(Input for this task)

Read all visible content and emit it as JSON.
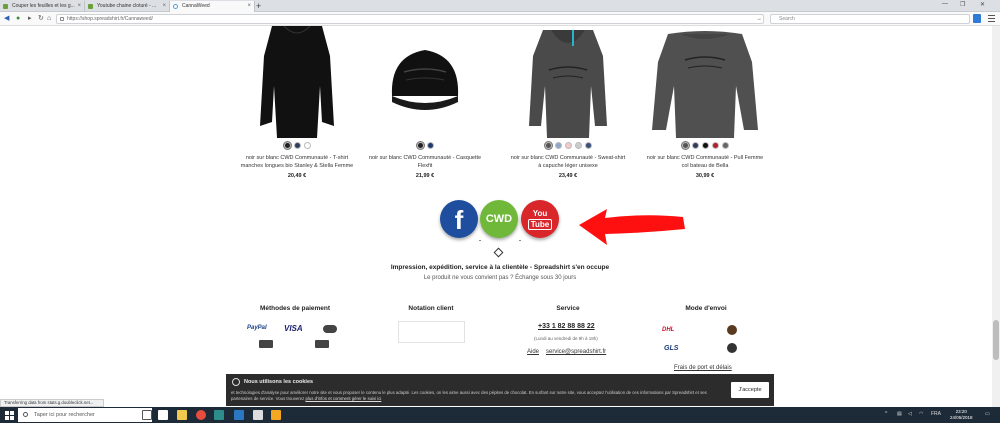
{
  "browser": {
    "tabs": [
      {
        "label": "Couper les feuilles et les g..."
      },
      {
        "label": "Youtube chaine cloturé - ..."
      },
      {
        "label": "CannaWeed"
      }
    ],
    "url": "https://shop.spreadshirt.fr/Cannaweed/",
    "search_placeholder": "Search",
    "status_text": "Transferring data from stats.g.doubleclick.net..."
  },
  "products": [
    {
      "name": "noir sur blanc CWD Communauté - T-shirt manches longues bio Stanley & Stella Femme",
      "price": "20,49 €",
      "swatches": [
        "#222222",
        "#2e3d5e",
        "#ffffff"
      ]
    },
    {
      "name": "noir sur blanc CWD Communauté - Casquette Flexfit",
      "price": "21,99 €",
      "swatches": [
        "#222222",
        "#1f3b6b"
      ]
    },
    {
      "name": "noir sur blanc CWD Communauté - Sweat-shirt à capuche léger unisexe",
      "price": "23,49 €",
      "swatches": [
        "#555555",
        "#8da8c8",
        "#f4c9cc",
        "#cccccc",
        "#3b4f7a"
      ]
    },
    {
      "name": "noir sur blanc CWD Communauté - Pull Femme col bateau de Bella",
      "price": "30,99 €",
      "swatches": [
        "#555555",
        "#2e3d5e",
        "#111111",
        "#b22030",
        "#666666"
      ]
    }
  ],
  "social": {
    "facebook": "f",
    "cwd": "CWD",
    "youtube_top": "You",
    "youtube_bottom": "Tube"
  },
  "service": {
    "title": "Impression, expédition, service à la clientèle - Spreadshirt s'en occupe",
    "subtitle": "Le produit ne vous convient pas ? Échange sous 30 jours"
  },
  "footer": {
    "payment_title": "Méthodes de paiement",
    "payment_logos": [
      "PayPal",
      "VISA"
    ],
    "rating_title": "Notation client",
    "service_title": "Service",
    "phone": "+33 1 82 88 88 22",
    "hours": "(Lundi au vendredi de 9h à 18h)",
    "help_link": "Aide",
    "email_link": "service@spreadshirt.fr",
    "shipping_title": "Mode d'envoi",
    "shipping_logos": [
      "DHL",
      "GLS"
    ],
    "shipping_costs_link": "Frais de port et délais"
  },
  "cookie": {
    "title": "Nous utilisons les cookies",
    "text": "et technologies d'analyse pour améliorer notre site et vous proposer le contenu le plus adapté. Les cookies, on les aime aussi avec des pépites de chocolat. En surfant sur notre site, vous acceptez l'utilisation de ces informations par Spreadshirt et ses partenaires de service. Vous trouverez",
    "link": "plus d'infos et comment gérer le suivi ici",
    "accept": "J'accepte"
  },
  "taskbar": {
    "search_placeholder": "Taper ici pour rechercher",
    "language": "FRA",
    "time": "23:20",
    "date": "24/05/2018"
  }
}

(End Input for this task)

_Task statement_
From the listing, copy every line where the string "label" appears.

_Exercise solution_
        "label": "Couper les feuilles et les g..."
        "label": "Youtube chaine cloturé - ..."
        "label": "CannaWeed"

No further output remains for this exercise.